Nephew of Felice Nazzaro. Biagio was killed driving a FIAT in the French Grand Prix of 1922.
Biagio Nazzaro was born in Turin, Italy, and was nephew of the more famous Felice Nazzaro.
He started out racing motorcycles, winning the Italian Moto GP in 1921 on an Indian. He also won the Raid Nord-Sud, a motorcycle race from Milano to Napol with an average speed of 48,6 km/h.
He switched to racing cars and in 1922 entered the Targa Florio. On the second lap he took a hairpin too quickly and the right wheel dropped of the road, flipping the car over. Fortunately Nazaro and his mechanic were unhurt. However rumours can be faster than a racing car and soon after the crash the news was sent out around the world that the great Felice Nazzaro, winner of the 1907 French GP, the winner of the 1907 and 1913 Targa Florio, had had a fatal crash in his attempt to take his third win.

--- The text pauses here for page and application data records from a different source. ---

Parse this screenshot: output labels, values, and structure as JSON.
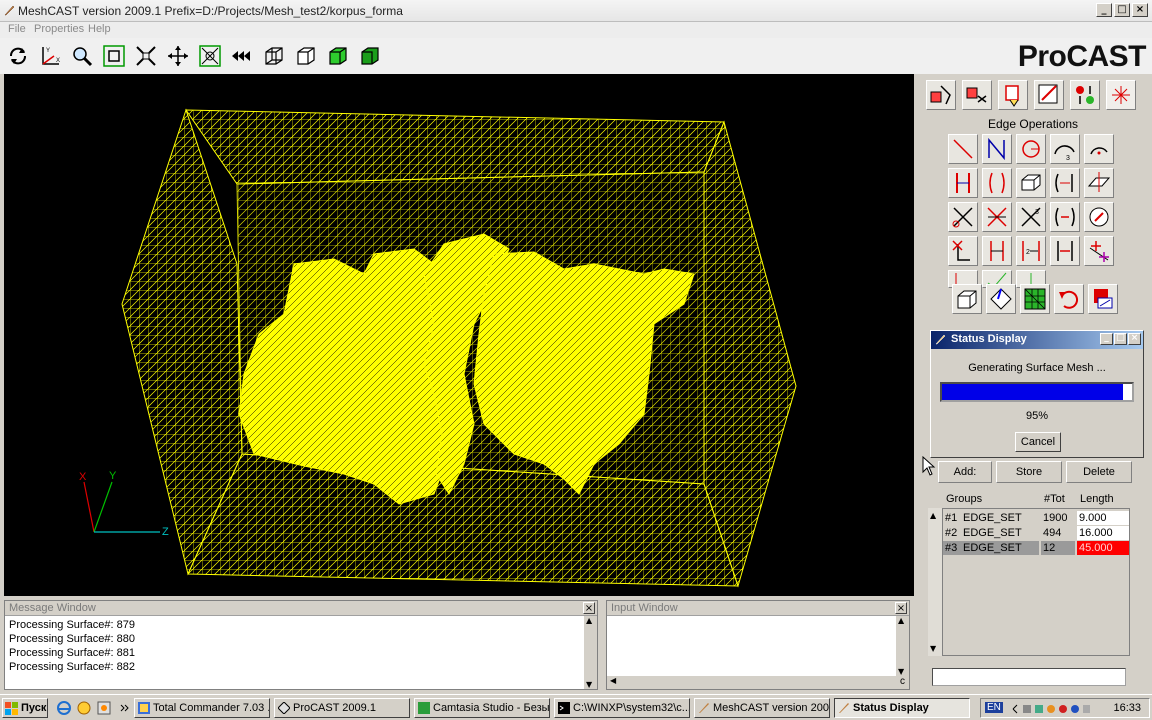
{
  "window": {
    "title": "MeshCAST version 2009.1  Prefix=D:/Projects/Mesh_test2/korpus_forma",
    "controls": [
      "_",
      "□",
      "×"
    ]
  },
  "menu": [
    "File",
    "Properties",
    "Help"
  ],
  "logo": "ProCAST",
  "toolbar_icons": [
    "rotate-icon",
    "axes-icon",
    "zoom-icon",
    "fit-icon",
    "scale-icon",
    "pan-icon",
    "pick-icon",
    "rewind-icon",
    "wire-box-icon",
    "hidden-box-icon",
    "green-box-icon",
    "green-solid-box-icon"
  ],
  "viewport": {
    "axes": {
      "x": "X",
      "y": "Y",
      "z": "Z"
    },
    "mesh_color": "#ffff00"
  },
  "edge_ops": {
    "title": "Edge Operations"
  },
  "status_display": {
    "title": "Status Display",
    "message": "Generating Surface Mesh ...",
    "progress": 0.95,
    "percent_text": "95%",
    "cancel": "Cancel"
  },
  "actions": {
    "add": "Add:",
    "store": "Store",
    "delete": "Delete"
  },
  "groups": {
    "headers": [
      "Groups",
      "#Tot",
      "Length"
    ],
    "rows": [
      {
        "id": "#1",
        "name": "EDGE_SET",
        "tot": "1900",
        "length": "9.000",
        "selected": false
      },
      {
        "id": "#2",
        "name": "EDGE_SET",
        "tot": "494",
        "length": "16.000",
        "selected": false
      },
      {
        "id": "#3",
        "name": "EDGE_SET",
        "tot": "12",
        "length": "45.000",
        "selected": true
      }
    ]
  },
  "message_window": {
    "title": "Message Window",
    "lines": [
      "Processing Surface#: 879",
      "Processing Surface#: 880",
      "Processing Surface#: 881",
      "Processing Surface#: 882"
    ]
  },
  "input_window": {
    "title": "Input Window",
    "scroll_c": "c"
  },
  "taskbar": {
    "start": "Пуск",
    "tasks": [
      "Total Commander 7.03 ...",
      "ProCAST 2009.1",
      "Camtasia Studio - Безы...",
      "C:\\WINXP\\system32\\c...",
      "MeshCAST version 200...",
      "Status Display"
    ],
    "lang": "EN",
    "clock": "16:33"
  }
}
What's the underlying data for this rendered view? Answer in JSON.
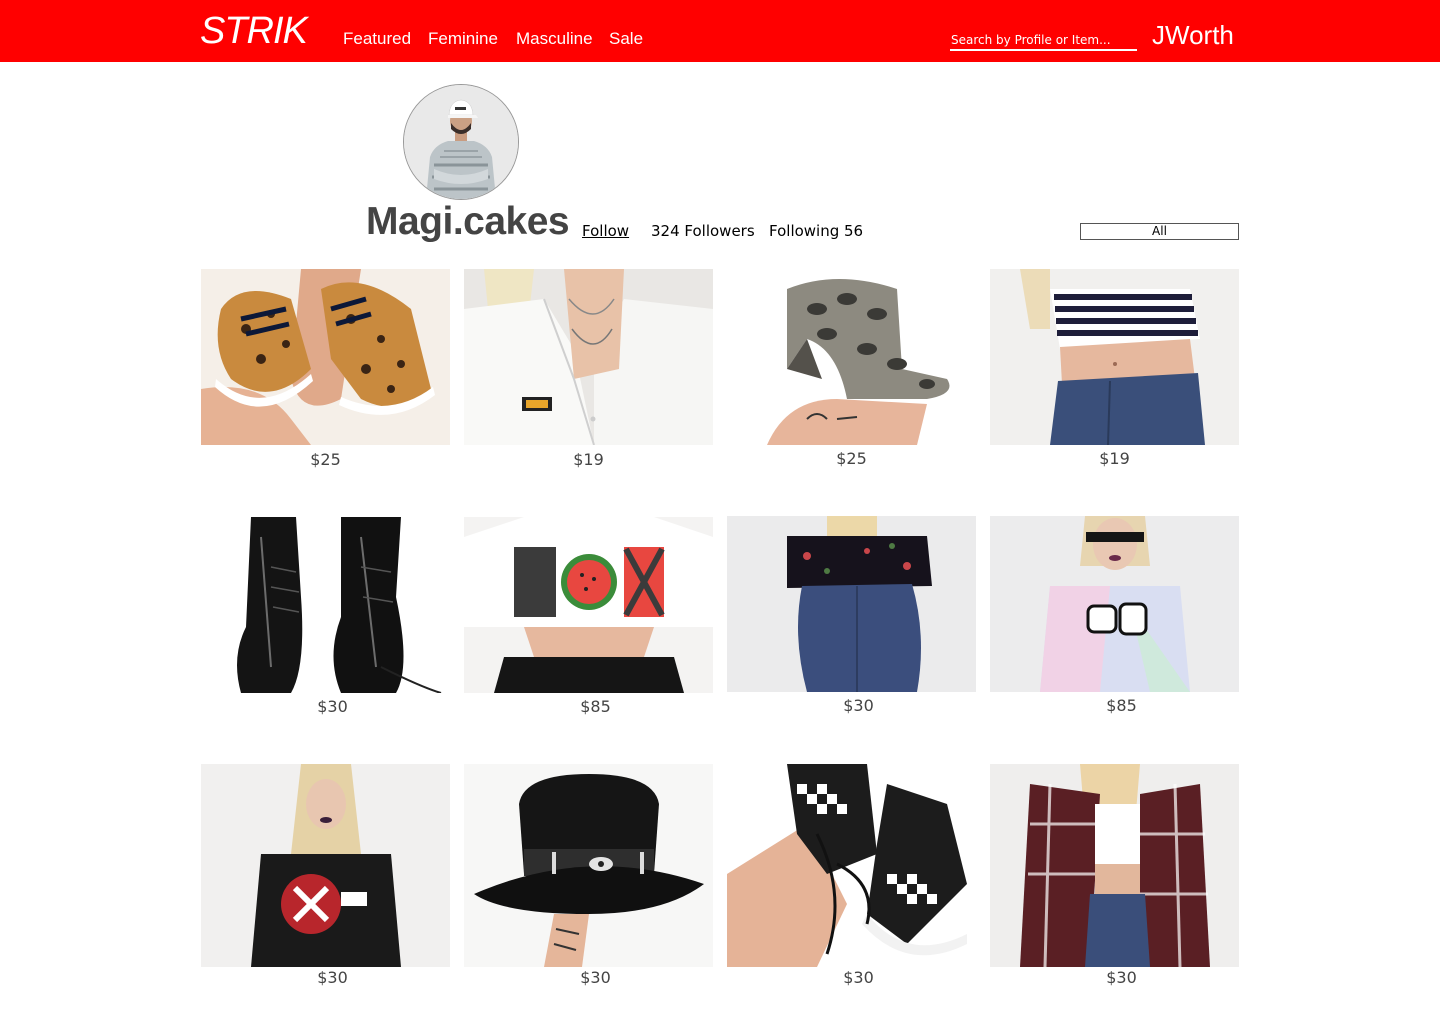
{
  "header": {
    "logo": "STRIK",
    "nav": [
      "Featured",
      "Feminine",
      "Masculine",
      "Sale"
    ],
    "search_placeholder": "Search by Profile or Item...",
    "user": "JWorth"
  },
  "profile": {
    "username": "Magi.cakes",
    "follow_label": "Follow",
    "followers_label": "324 Followers",
    "following_label": "Following 56",
    "filter_value": "All"
  },
  "items": [
    {
      "price": "$25",
      "photo": "leopard-sneakers"
    },
    {
      "price": "$19",
      "photo": "white-work-shirt"
    },
    {
      "price": "$25",
      "photo": "snakeskin-mules"
    },
    {
      "price": "$19",
      "photo": "striped-crop-top"
    },
    {
      "price": "$30",
      "photo": "patent-platform-boots"
    },
    {
      "price": "$85",
      "photo": "sex-crop-tee"
    },
    {
      "price": "$30",
      "photo": "floral-crop-top"
    },
    {
      "price": "$85",
      "photo": "tie-dye-tank"
    },
    {
      "price": "$30",
      "photo": "dead-kennedys-tee"
    },
    {
      "price": "$30",
      "photo": "black-wide-brim-hat"
    },
    {
      "price": "$30",
      "photo": "checkered-sk8-hi"
    },
    {
      "price": "$30",
      "photo": "plaid-flannel-shirt"
    }
  ],
  "colors": {
    "brand": "#ff0000",
    "text": "#444444"
  }
}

In 1922 the French Grand Prix was held on a circuit of 13 Km, just east of Strasbourg. It was laid out on a triangle made of roads between the small Alsacian villages of Entzheim, Innenheim and Dutlenheim, with the start at Duppigheim. The track consisted of 2 fast long straights, with one hairpin at Entzheim, and a winding section of small local roads between Innenheim and Dutlenheim.
The Grand Prix was run under the new 2 liter formula of 1922 and the cars had to have a two seater body, and a maximum dry weight of 650 kilograms. The Ballot and Bugatti cars had some interesting aerodynamic nose and Fiat entered four new 6 cylinder 804s. This car was dominant during the race with Pietro Bordino and Felice Nazzaro.
However after 5 hours, Biagio's car had a problem, loosing a wheel at full speed. The car left the road, hit a tree and barrel rolled. Biagio Nazzaro was killed. Two laps later, Bordino lost a rear wheel and also crashed but fortunately at a slower speed. Later, Fiat engineers discovered a rear axle problem. Apparently after he had finished the race, a mechanic tapped a rear wheel on his car with a hammer and it fell off.
Felice Nazzaro learned of Biagio’s death at the finish.
Only three cars were classified Felice, Pierre De Vizcaya who came second in his Bugatti type 30 and Pierre Marco also in a Bugatti Type 30.